Latency (in seconds)=Distance (in meters)Speed of light in the medium (in meters/second)Latency (in seconds)=Speed of light in the medium (in meters/second)Distance (in meters)​

Where the speed of light in fiber is typically about 200,000 kilometers per second, considering the lower refractive index of the fiber compared to a vacuum. The process of light traveling through optical fibers significantly impacts these latency calculations, as light signals are transmitted down the cables, bouncing off the walls inside the cables, which is influenced by the types of optical fibers used, their modes of traveling, and their specific refractive indices.

4. Key Factors Affecting Latency

Several factors contribute to latency in fiber optics:

  • Type of Fiber: Single mode fibers often provide lower latency compared to multimode fibers due to less light reflection within the core.
  • Refractive Index: A higher refractive index means a slower speed of light, thus higher latency.
  • Physical Length of the Fiber: Longer distances increase the ‘round trip time’ and ‘one way latency’.
  • Wavelength of the Light: Different wavelengths can travel at different speeds through the same fiber material.

In a data center, optimizing latency involves not only considering these factors but also equalizing physical fiber lengths and deploying optical time delays to manage latency values effectively within the network and data center infrastructure.

5. Practical Calculation of Fiber Optic Latency

To give a practical example, consider a fiber optic link with a length of 100 kilometers and a refractive index typical of single mode fiber. Assuming the speed of light in the fiber is approximately 200,000 kilometers per second (reduced due to the refractive index), the one way latency can be roughly estimated as:

Latency=100,000 meters200,000,000 meters/second=0.5 millisecondsLatency=200,000,000meters/second100,000meters​=0.5milliseconds

6. Reducing Fiber Optic Latency in Network Design

Design strategies to reduce latency include:

  • Optimizing the Fiber Path: Shorter and more direct routes help reduce the distance light must travel.
  • Upgrading Network Equipment: High-quality transceivers and routers can reduce delays caused by signal processing.
  • Using Appropriate Fiber Type: Choosing single mode fiber for long-distance networks can significantly lower latency.

Considering WAN latency is crucial when designing networks, especially for cloud-based services and applications, to ensure they meet WAN latency requirements.

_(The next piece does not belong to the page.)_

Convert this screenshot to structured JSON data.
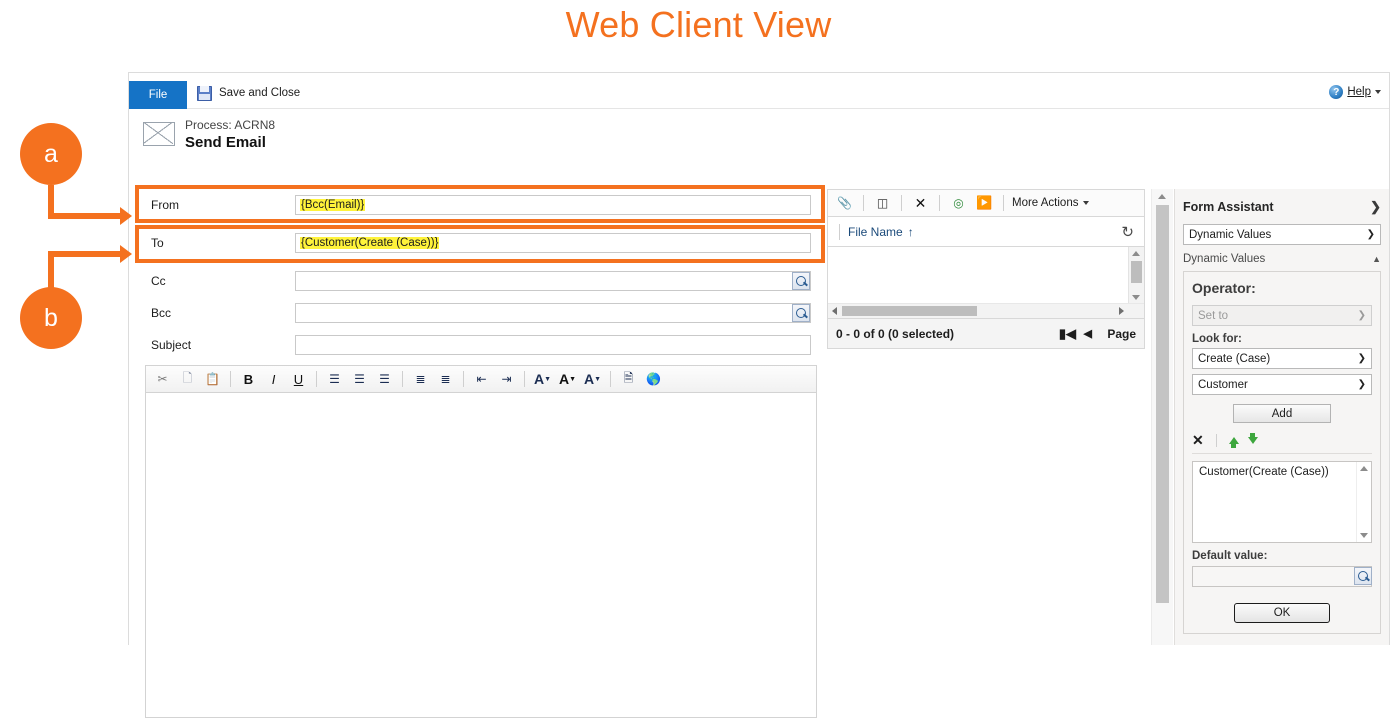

The Impact of Network Latency on Fiber Optic Performance

High latency can adversely affect the performance of critical applications, especially in the context of communication between remote devices and the central server. For instance, in data centers where numerous remote devices are communicating with the central server, high latency can lead to bottlenecks and decreased performance, as it impacts the speed at which the remote device responds to pings, adding milliseconds to the ping results in addition to the latency of the network itself.

Future Trends in Transmitting Data with Fiber Optic Technology

Emerging technologies in fiber optics aim to reduce latency even further. Innovations such as hollow core fiber, where light travels through air or a vacuum inside the fiber, are being developed to approach the speed of light more closely.


Understanding and calculating fiber optic latency is crucial for designing efficient and effective networks. By considering factors like fiber type, refractive index, and route optimization, network engineers can significantly enhance the performance of their fiber optic installations. As technology advances, the continued improvement in fiber optic materials and techniques promises even lower latency, paving the way for faster and more reliable networks worldwide.

This exploration of fiber optic latency not only provides a basis for better understanding but also equips professionals with the tools needed to optimize their network infrastructures effectively.